If ele­va­tion is han­dled man­u­ally by mod­er­a­tors, it seems it makes most sense to keep the tal­lies pri­vate, and let the mod­er­a­tors use bayesian math to ad­just for pri­ors. (I per­son­ally think that’s overkill—might make a fun au­toma­tion task how­ever.)

The only rea­son to leave them pub­lic is so peo­ple can de­cide which posts to read. There’s not enough time in the day for me to keep up with all the posts here—hell, I can barely keep up with Eliezer’s posts on OB.

In­stead, it seems they should be kept pri­vate to avoid the bi­ases pointed out.
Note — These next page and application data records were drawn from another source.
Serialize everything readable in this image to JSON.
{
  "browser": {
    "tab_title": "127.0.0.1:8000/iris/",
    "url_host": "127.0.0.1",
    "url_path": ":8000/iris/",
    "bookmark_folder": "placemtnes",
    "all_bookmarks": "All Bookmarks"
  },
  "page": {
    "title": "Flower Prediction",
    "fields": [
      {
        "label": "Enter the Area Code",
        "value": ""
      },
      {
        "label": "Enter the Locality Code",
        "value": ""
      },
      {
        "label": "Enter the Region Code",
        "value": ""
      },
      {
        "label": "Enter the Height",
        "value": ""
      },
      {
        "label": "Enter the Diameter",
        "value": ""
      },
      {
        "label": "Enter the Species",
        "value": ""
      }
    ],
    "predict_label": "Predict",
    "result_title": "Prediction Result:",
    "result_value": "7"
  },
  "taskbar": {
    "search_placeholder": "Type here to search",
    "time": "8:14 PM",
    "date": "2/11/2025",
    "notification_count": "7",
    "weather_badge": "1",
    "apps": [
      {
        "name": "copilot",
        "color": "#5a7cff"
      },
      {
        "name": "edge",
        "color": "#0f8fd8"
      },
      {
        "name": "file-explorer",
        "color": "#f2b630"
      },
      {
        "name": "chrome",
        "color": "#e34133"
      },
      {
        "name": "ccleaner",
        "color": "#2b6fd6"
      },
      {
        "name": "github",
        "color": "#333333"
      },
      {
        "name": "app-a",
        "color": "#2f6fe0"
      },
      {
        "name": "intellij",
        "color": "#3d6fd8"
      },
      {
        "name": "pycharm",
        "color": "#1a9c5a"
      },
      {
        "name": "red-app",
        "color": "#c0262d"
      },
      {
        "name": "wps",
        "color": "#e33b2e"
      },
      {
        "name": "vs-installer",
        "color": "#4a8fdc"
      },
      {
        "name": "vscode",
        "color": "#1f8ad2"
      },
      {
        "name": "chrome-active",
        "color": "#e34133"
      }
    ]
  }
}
Those like my­self will likely only ever read pop­u­lar posts—at which point it’s too late to vote (ele­va­tion has already hap­pened), and only oc­ca­sion­ally dip into the new or con­tro­ver­sial sec­tions when par­tic­u­larly bored. I ex­pect I’m in the ma­jor­ity. (Are we keep­ing stats of views vs votes? Prob­a­bly a bit early to tell at this point.)

• it seems they should be kept pri­vate to avoid the bi­ases pointed out.

Per­son­ally I find the scores quite in­ter­est­ing. I like hav­ing a sense of what other as­piring ra­tio­nal­ists read­ing alongside me are think­ing.

I’m in fa­vor of an op­tion not to see the scores, but surely those here gath­ered to over­come bias should be al­lowed to strive to do that them­selves with­out hav­ing to be pro­tected from the in­for­ma­tion.

• In other words, be aware that pop­u­lar­ity breeds pop­u­lar­ity.

• Let’s talk about how the very first reader would vote. If they judged the post high qual­ity, then they would mul­ti­ply the prior like­li­hood ra­tio (6:4) times the bayes fac­tor for a high pri­vate sig­nal (4:1), get (6 4:4 1) = (6:1) and vote the post up.

Vot­ing is a de­ci­sion, so you need util­ity in or­der to go from 6:1 to “vote up”.

• I agree. I should have said some­thing about it, but at that point I’m us­ing the as­sump­tion “Vot­ers strive to vote the true qual­ity of the post.”

• Isn’t this vot­ing busi­ness all rather ….. ju­ve­nile? Ra­tion­al­ity (what­ever it is) is not based on the sim­ple ad­di­tion of vot­ing! 70 peo­ple can vote up and 69 vote down re­sult­ing in an ob­jec­tively mea­sured mediocre post. Or 100 can read the post and move on with­out vot­ing and only two vote down—re­sult­ing in a nega­tive karma. We have a list of boasts on the side­bar—Yud­kowsky is 6 times more ra­tio­nal thanY­vain and 15 times more ra­tio­nal than me and Han­son is lag­ging be­hind. Now we know whom we need to af­fili­ate with or cheer on—Come on Han­son you need my vote. This is silly and rife with cog­ni­tive bias.

• I don’t think that the idea was that the higher your score the more ra­tio­nal you are, but I do agree that the “Top Con­trib­u­tors” thing seems to be more trou­ble than it’s worth.